Collection Development

For me, my focus on collection development falls under three categories:

1. Adding
Once a month, I select books to be added to the county’s collection. In our county, the ordering areas are spread across the different librarians and we order for all the libraries. Outside of the order, we frequently get donations and I decide if we’re going to offer (to the other branches), add, or book sale them.

2. Moving
Sometimes, I’ll be in an area and think “wow, this might be better served over here, maybe it will check out more if I do that.” Then, I talk to my coworkers about it to think it through, then I talk to my boss about it, and if it makes sense through all those steps, I move the materials. I’ve moved a lot of stuff around since I started, so I’ll probably talk about this more in-depth later.

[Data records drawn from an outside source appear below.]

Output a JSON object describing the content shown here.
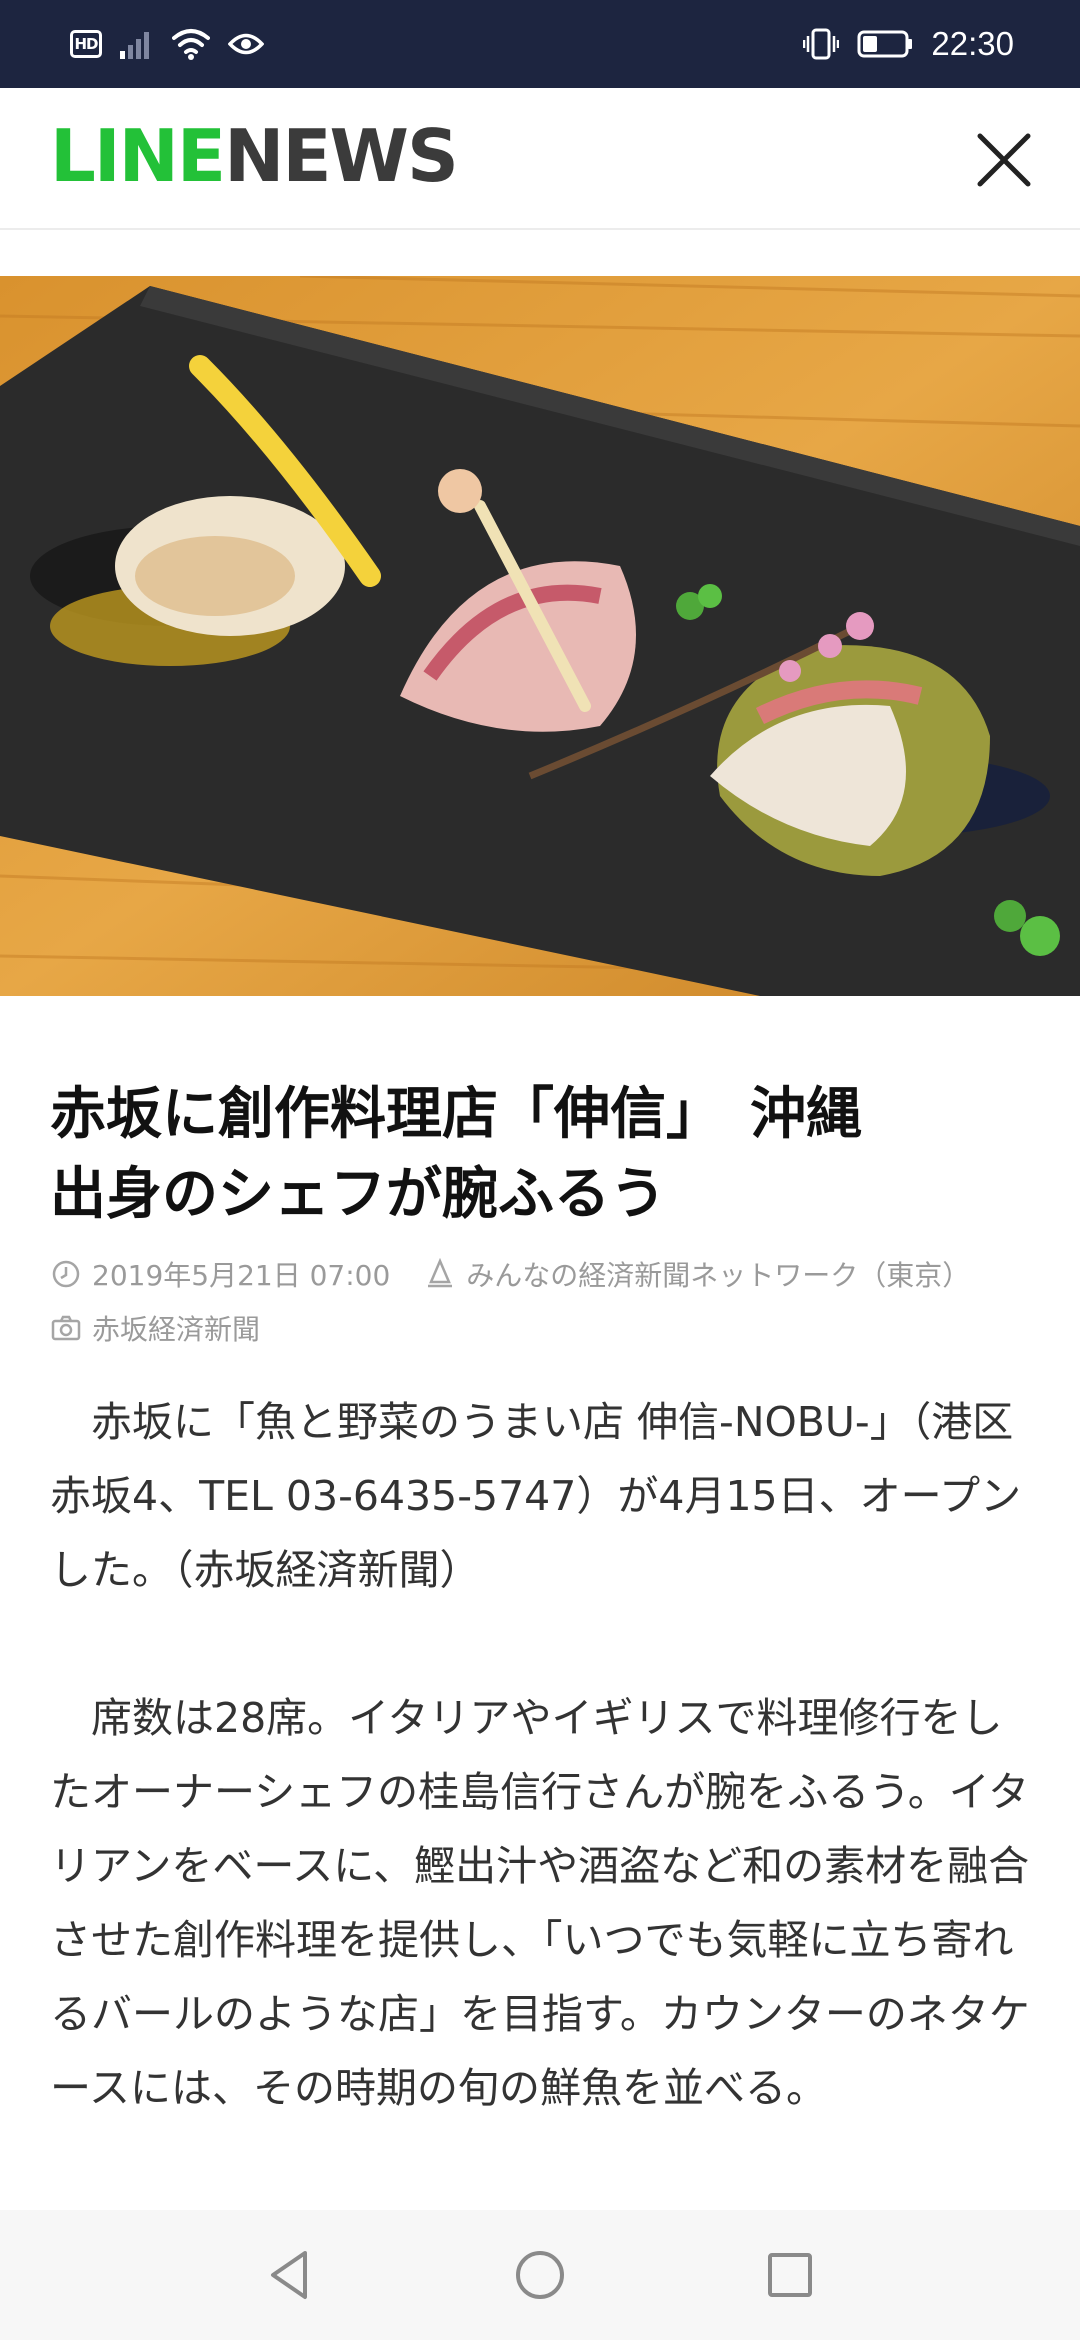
{
  "status_bar": {
    "hd_label": "HD",
    "time": "22:30",
    "battery_percent": 35
  },
  "header": {
    "brand_line": "LINE",
    "brand_news": "NEWS",
    "accent_color": "#23c138"
  },
  "article": {
    "headline": "赤坂に創作料理店「伸信」　沖縄\n出身のシェフが腕ふるう",
    "date": "2019年5月21日 07:00",
    "publisher": "みんなの経済新聞ネットワーク（東京）",
    "source": "赤坂経済新聞",
    "paragraphs": [
      "赤坂に「魚と野菜のうまい店 伸信-NOBU-」（港区赤坂4、TEL 03-6435-5747）が4月15日、オープンした。（赤坂経済新聞）",
      "席数は28席。イタリアやイギリスで料理修行をしたオーナーシェフの桂島信行さんが腕をふるう。イタリアンをベースに、鰹出汁や酒盗など和の素材を融合させた創作料理を提供し、「いつでも気軽に立ち寄れるバールのような店」を目指す。カウンターのネタケースには、その時期の旬の鮮魚を並べる。"
    ]
  },
  "icons": {
    "close": "close-icon",
    "back": "back-icon",
    "home": "home-icon",
    "recents": "recents-icon"
  }
}
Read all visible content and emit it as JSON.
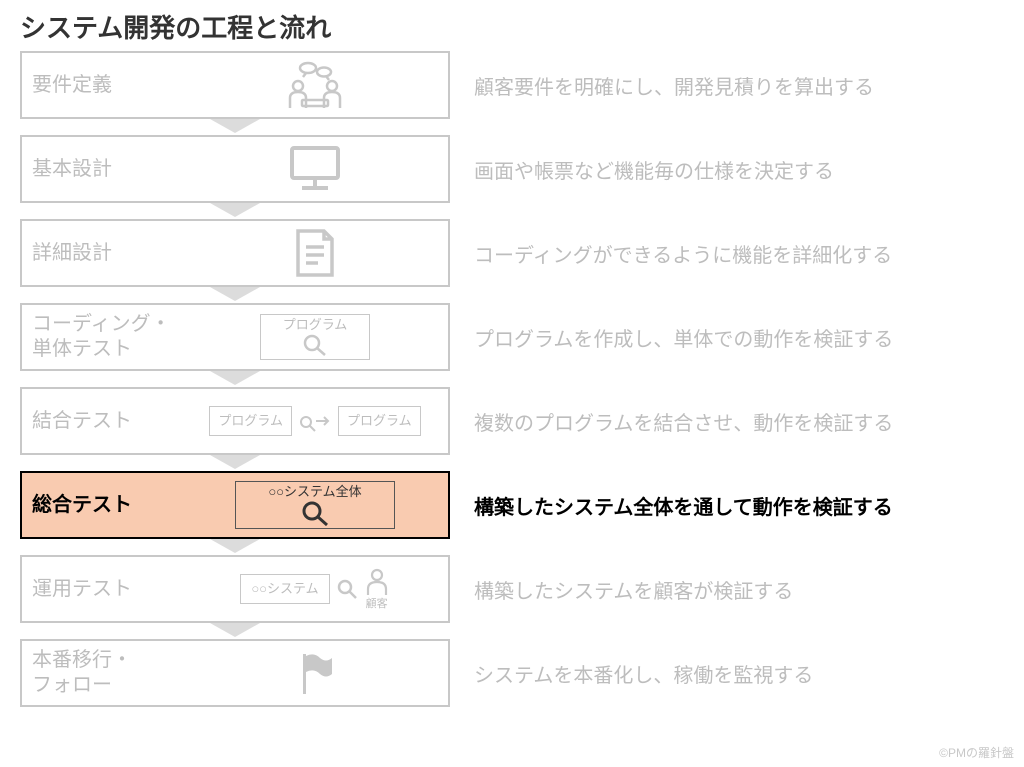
{
  "title": "システム開発の工程と流れ",
  "credit": "©PMの羅針盤",
  "stages": [
    {
      "label": "要件定義",
      "desc": "顧客要件を明確にし、開発見積りを算出する",
      "icon": "meeting",
      "active": false
    },
    {
      "label": "基本設計",
      "desc": "画面や帳票など機能毎の仕様を決定する",
      "icon": "monitor",
      "active": false
    },
    {
      "label": "詳細設計",
      "desc": "コーディングができるように機能を詳細化する",
      "icon": "document",
      "active": false
    },
    {
      "label": "コーディング・\n単体テスト",
      "desc": "プログラムを作成し、単体での動作を検証する",
      "icon": "program-search",
      "sub_label": "プログラム",
      "active": false
    },
    {
      "label": "結合テスト",
      "desc": "複数のプログラムを結合させ、動作を検証する",
      "icon": "program-link",
      "sub_label": "プログラム",
      "active": false
    },
    {
      "label": "総合テスト",
      "desc": "構築したシステム全体を通して動作を検証する",
      "icon": "system-search",
      "sub_label": "○○システム全体",
      "active": true
    },
    {
      "label": "運用テスト",
      "desc": "構築したシステムを顧客が検証する",
      "icon": "system-user",
      "sub_label": "○○システム",
      "caption": "顧客",
      "active": false
    },
    {
      "label": "本番移行・\nフォロー",
      "desc": "システムを本番化し、稼働を監視する",
      "icon": "flag",
      "active": false
    }
  ]
}
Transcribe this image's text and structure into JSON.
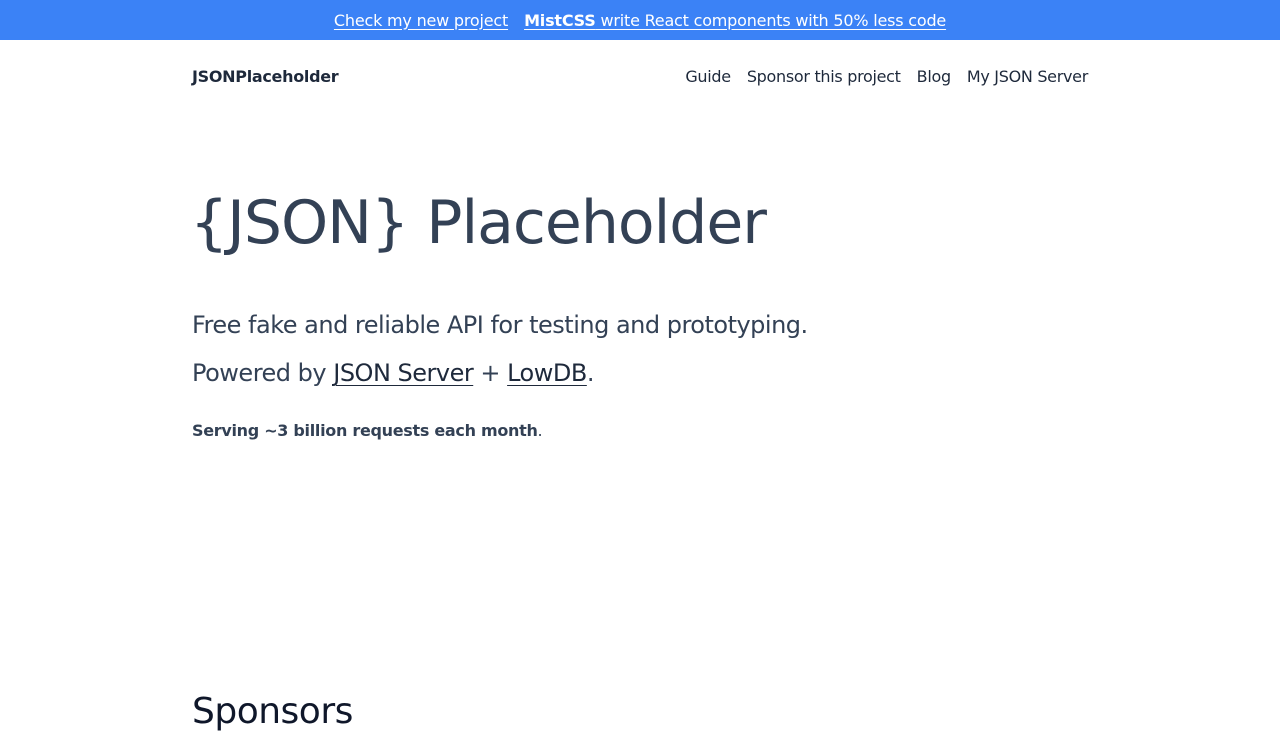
{
  "banner": {
    "prefix": "Check my new project",
    "project_name": "MistCSS",
    "description": " write React components with 50% less code",
    "background_color": "#3b82f6"
  },
  "header": {
    "brand": "JSONPlaceholder",
    "nav": [
      {
        "label": "Guide"
      },
      {
        "label": "Sponsor this project"
      },
      {
        "label": "Blog"
      },
      {
        "label": "My JSON Server"
      }
    ]
  },
  "hero": {
    "title": "{JSON} Placeholder",
    "tagline": "Free fake and reliable API for testing and prototyping.",
    "powered_prefix": "Powered by ",
    "powered_link_1": "JSON Server",
    "powered_join": " + ",
    "powered_link_2": "LowDB",
    "powered_suffix": ".",
    "stats_bold": "Serving ~3 billion requests each month",
    "stats_suffix": "."
  },
  "sponsors": {
    "heading": "Sponsors"
  }
}
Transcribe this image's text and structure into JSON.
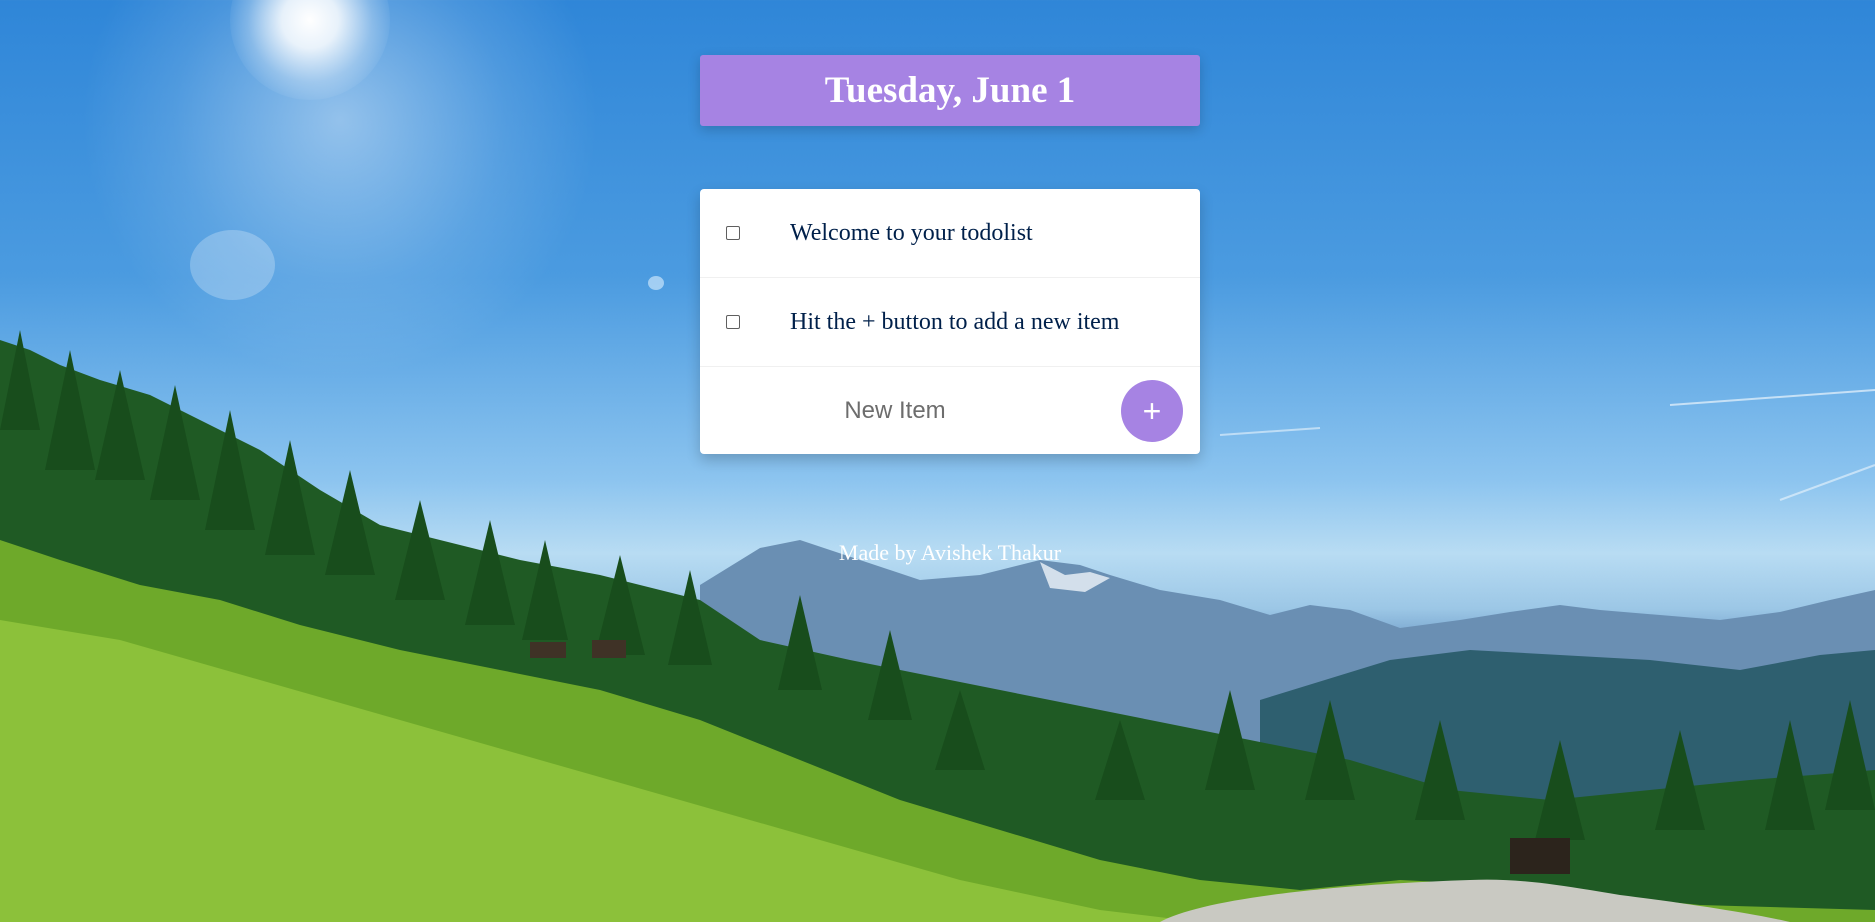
{
  "header": {
    "date": "Tuesday, June 1"
  },
  "todo": {
    "items": [
      {
        "text": "Welcome to your todolist",
        "checked": false
      },
      {
        "text": "Hit the + button to add a new item",
        "checked": false
      }
    ],
    "new_item_placeholder": "New Item",
    "add_button_label": "+"
  },
  "footer": {
    "text": "Made by Avishek Thakur"
  },
  "colors": {
    "accent": "#a683e3",
    "item_text": "#00204a"
  }
}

3. Removing
Wait a second! The library removes books? Yeahbsolutely, my friends. If we didn’t remove books from the shelves, we would run out of space to put new books in and I would have some very. ugly. books. on my shelves. Especially books that are borrowed by kids! Kids are sticky and if you read a book too many times, it tends to fall apart. Such is the life of a book. But once it’s fallen apart, I can’t keep it on the shelf! Sure it looks well-loved but it can make it difficult to see the books on either side of it. What do we do with these books? Offer, book sale, or discard!


Reference

That person you see when you come in to the library? Sometimes they are a librarian, but also sometimes they’re not. How to tell the difference? It really doesn’t matter in that context. Whoever is at the front (circulation) desk when you walk in is just as able to help! That person also answers the phone, so we answer a lot of questions at the library.

Sometimes those questions are things like “Do you have solar eclipse glasses?” (NO) and sometimes they’re things like “What’s the phone number for _____?” (Hm let me look that up for you). Sometimes it’s “Can I renew this/put it on hold/do you have it available?” (Maybe, Maybe, Maybe, let me check!) and sometimes it’s “What time do you close?” (8pm Mon-Wed, 6pm Thur-Fri, 2pm Sat).

We also check materials out, help people with the computers, make copies, direct volunteers, help patrons find items in the library, help them find a book they might like, etc. etc. etc. A lot happens at the front desk!


Everything Else

As you may have noticed, we wear many hats at the library. A lot of this is just my experience and I’m still pretty new to this job, but everyone in the library wears many hats. There’s a lot to be done. It’s hard to think of what specifically falls under the umbrella of everything else, but there’s a lot of it.



Well, that just about sums it up, I think. I’m sure I’ve missed some things, but hey. I’m only one easily distracted librarian. Of course, this blog is all my own opinion and experience and cannot be applied unilaterally across librarians. Not even across those who held this exact position in this exact library before me. There are some things one librarian is just more interested in than another librarian.

As of right now, I plan to write about how I select books to add/remove to/from the library, how I do storytime, and there was something else but now I can’t think of it. Hopefully I’ll be true to my idea and actually do these things. I’d also like to get book reviews up and running again, but we’ll see. They were such a chore to do, even though I chose to do them!